*** Data listing Section Begins ***

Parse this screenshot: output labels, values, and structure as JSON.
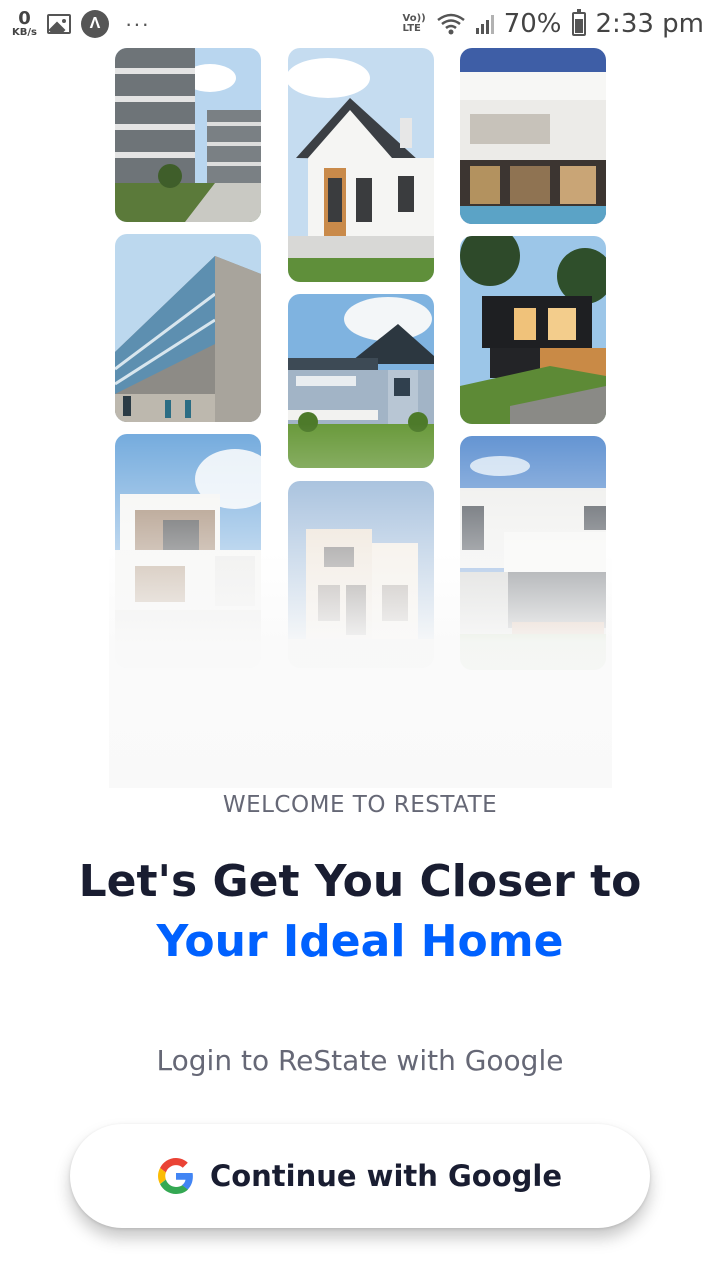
{
  "status_bar": {
    "net_speed_value": "0",
    "net_speed_unit": "KB/s",
    "more_label": "···",
    "volte_top": "Vo))",
    "volte_bottom": "LTE",
    "battery_percent": "70%",
    "battery_level": 0.7,
    "time": "2:33 pm",
    "icons": [
      "image-icon",
      "app-a-icon",
      "wifi-icon",
      "signal-icon",
      "battery-icon"
    ]
  },
  "collage": {
    "images": [
      {
        "name": "apartment-building",
        "column": 1
      },
      {
        "name": "glass-facade-building",
        "column": 1
      },
      {
        "name": "modern-white-villa",
        "column": 1
      },
      {
        "name": "gabled-house",
        "column": 2
      },
      {
        "name": "blue-siding-house",
        "column": 2
      },
      {
        "name": "beige-townhouse",
        "column": 2
      },
      {
        "name": "white-modern-pool-house",
        "column": 3
      },
      {
        "name": "black-modern-house",
        "column": 3
      },
      {
        "name": "white-cube-house",
        "column": 3
      }
    ]
  },
  "welcome": {
    "eyebrow": "WELCOME TO RESTATE",
    "headline_line1": "Let's Get You Closer to",
    "headline_line2": "Your Ideal Home",
    "subtitle": "Login to ReState with Google"
  },
  "google_button": {
    "label": "Continue with Google",
    "icon": "google-logo-icon"
  },
  "colors": {
    "accent": "#0061FF",
    "heading": "#191D31",
    "muted": "#666876"
  }
}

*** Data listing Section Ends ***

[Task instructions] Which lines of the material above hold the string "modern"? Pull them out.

[Reply to the task]
        "name": "modern-white-villa",
        "name": "white-modern-pool-house",
        "name": "black-modern-house",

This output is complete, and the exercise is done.